Paul sought to avoid being a burden to the brethren. He worked day and night in an effort to “not be a burden to any of [them]” (1 Th 2:9; 2 Th 3:8). The Judaizers, on the other hand, sought to bind burdens on the Gentile converts that no one could bear (Acts 15:10, 28-29). That is, laws and commandments with no help from God.
Bearing one another’s burden does not mean completely taking it from them but rather bearing it together. Jesus said, “Take My yoke upon you…For My yoke is easy and My burden is light” (Mt 11:30). In His yoke we learn from Him and take on life together with Him. He shows us how to overcome the world. It is a fellowship that is so sweet that the weight is lightened by His grace and presence alone. Furthermore, this is a yoke with many brethren under it – Jesus being the firstborn. All are carrying each other’s weight because they are joined together.


Jesus is the only one capable to bearing another’s sin. “He bore the sin of many, and made intercession for the transgressors” (Isa 53:12). He “Himself bore our sins in His own body on the tree, that we, having died to sins, might live for righteousness – by whose stripes you were healed” (1 Pet 2:24). “So Christ was offered once to bear the sins of many. To those who eagerly wait for Him He will appear a second time, apart from sin, for salvation” (Heb 9:28).
The Law of Christ is one of bearing another’s burden. It is taking upon you additional weight that will result in greater struggle and pain and suffering – in an effort to care for others. Jesus bore our sin and as a result He was forever marred. He was smitten of God and afflicted. The chastisement of our peace was upon Him. He gave His life as a ransom for many. He was bruised, crushed and pierced through so we could be healed from the penalty and power of sin. He did this so we could be with God forever. He suffered – for us.

Burdens are heavy and we must carry other’s burdens because we are united with them. This is primarily seen in us partaking “of Christ’s sufferings” (1 Pet 4:13). That is, being persecuted by forces in the heavens and in earth as a result of our union with Him. But it also involves us suffering for one another by bearing the burdens of other believers as a result of our fellowship with them. We are filling up “what is lacking in the afflictions of Christ, for the sake of His body, which is the church” (Col 1:24). 

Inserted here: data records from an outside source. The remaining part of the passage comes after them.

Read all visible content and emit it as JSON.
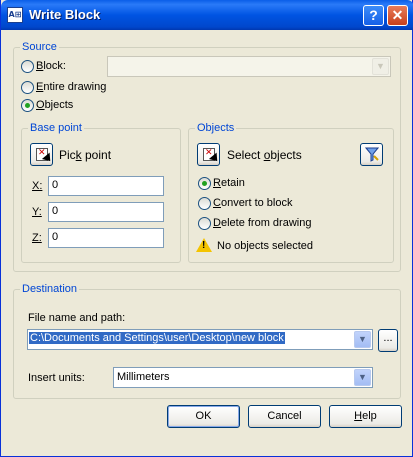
{
  "window": {
    "title": "Write Block",
    "app_icon": "autocad-icon"
  },
  "source": {
    "title": "Source",
    "options": [
      {
        "label": "Block:",
        "ul": "B",
        "rest": "lock:",
        "checked": false
      },
      {
        "label": "Entire drawing",
        "ul": "E",
        "rest": "ntire drawing",
        "checked": false
      },
      {
        "label": "Objects",
        "ul": "O",
        "rest": "bjects",
        "checked": true
      }
    ],
    "block_combo_value": ""
  },
  "base_point": {
    "title": "Base point",
    "pick_label_pre": "Pic",
    "pick_label_ul": "k",
    "pick_label_post": " point",
    "x_label": "X:",
    "x_value": "0",
    "y_label": "Y:",
    "y_value": "0",
    "z_label": "Z:",
    "z_value": "0"
  },
  "objects": {
    "title": "Objects",
    "select_label_pre": "Select ",
    "select_label_ul": "o",
    "select_label_post": "bjects",
    "options": [
      {
        "ul": "R",
        "rest": "etain",
        "checked": true
      },
      {
        "ul": "C",
        "rest": "onvert to block",
        "checked": false
      },
      {
        "ul": "D",
        "rest": "elete from drawing",
        "checked": false
      }
    ],
    "status": "No objects selected"
  },
  "destination": {
    "title": "Destination",
    "file_label": "File name and path:",
    "file_value": "C:\\Documents and Settings\\user\\Desktop\\new block",
    "browse_label": "...",
    "units_label": "Insert units:",
    "units_value": "Millimeters"
  },
  "buttons": {
    "ok": "OK",
    "cancel": "Cancel",
    "help_pre": "",
    "help_ul": "H",
    "help_post": "elp"
  }
}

Jesus once said, concerning the kingdom of God, “Because you were faithful in a very little, have authority over ten cities” (Lk 19:17). Bearing the burdens of others makes us stronger as a fellow laborer in the church. It makes us prepared for greater works. It is how we lead and care for others. We do not lord it over we serve others. Jesus said, “You know that the rulers of the Gentiles lord it over them, and those who are great exercise authority over them. Yet it shall not be so among you; but whoever desires to become great among you, let him be your servant. And whoever desires to be first among you, let him be your slave – just as the Son of Man did not come to be served but to serve and to give His life a ransom for many.” (Mt 20:25-28)
Bearing burdens prepares us for bearing the weight of greater work, in a time when we will have greater power. This is how the kingdom of Christ works. This is the Law of Christ. Bear one another’s burdens.

– Pat Woods